The Carnegie Mellon University alumna raised enough funds to send Morris, a 14-inch huggable fish, into the retail toy world this summer.

She conceived the idea as an undergraduate. One class assignment was to create something that explored fibers, and Ciavarella created a fish using multiple textures.

Mark Baskinger, associate professor and director of the first year program in CMU’s School of Design, recalled Ciavarella’s work as one of the more memorable projects to come out of his Experimental Form class, which examines materials and objects.

“I wanted to rekindle the experience of tactile exploration that we use as babies and remind people that textures are not mundane — they’re a way to understand the world,” Ciavarella said.

Morris straddles the line between stuffed animal and science model. Hands can squeeze into the fish’s mouth and turn Morris inside out, revealing his guts, which are made of various materials and are loosely based on the anatomy of an actual fish.

“It illustrates how we aren’t just what we see on the outside,” Ciavarella said.

Baskinger noted how Ciavarella’s project was popular with her classmates and believed Morris could have a greater following.

Ciavarella devised a plan to manufacture Morris through a Kickstarter campaign, an online platform that allows people to crowdsource funding for all sorts of projects. The campaign nearly doubled its $25,000 goal.

“I think Morris has great potential in the toy market, precisely because it’s a blend of different characteristics I don’t think we’ve seen before,” Baskinger said.

Personality and playful beauty are hallmarks of Ciavarella’s work, Baskinger said. As an undergraduate, she produced CMU’s Lunar Gala, the school’s annual fashion show, in 2013 and 2014. She also received a Spoonflower Emerging Designer Grant in 2014 and a grant from CMU’s Frank-Ratchye STUDIO for Creative Inquiry in 2015.

After graduating in 2015 — she majored in industrial design with a concentration in physical computing — Ciavarella worked on a human interface device prototyping team at Apple Inc., building functional prototypes for features on products including the iPad, iPhone and MacBook Pro.

She said lessons from CMU were essential at Apple. For instance, Ciavarella recalled her final project in Golan Levin’s Interactive Art and Computational Design course: to create a pair of animatronic heads controlled with Skype.

“I was trying to make Hollywood-grade heads,” she recalled, “but his advice was to keep it simple.

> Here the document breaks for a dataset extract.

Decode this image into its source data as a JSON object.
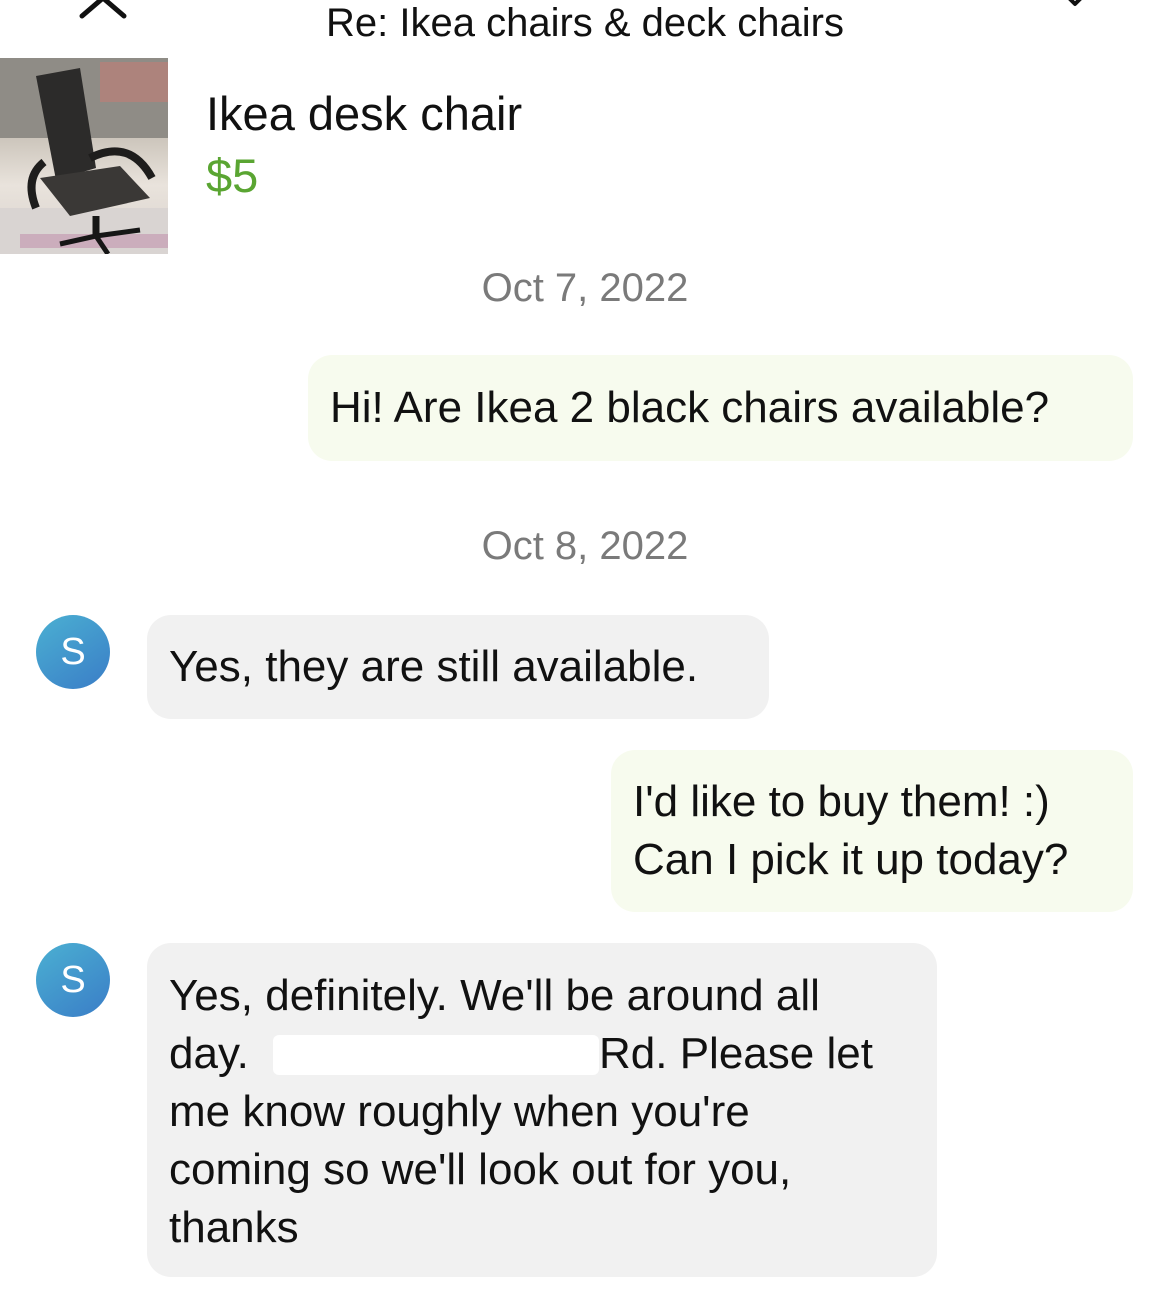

He kept telling me to work smarter not harder.”

Ciavarella left Apple this spring and moved to Brooklyn to focus on her freelance design career, devote more time to Morris and perhaps create more creatures.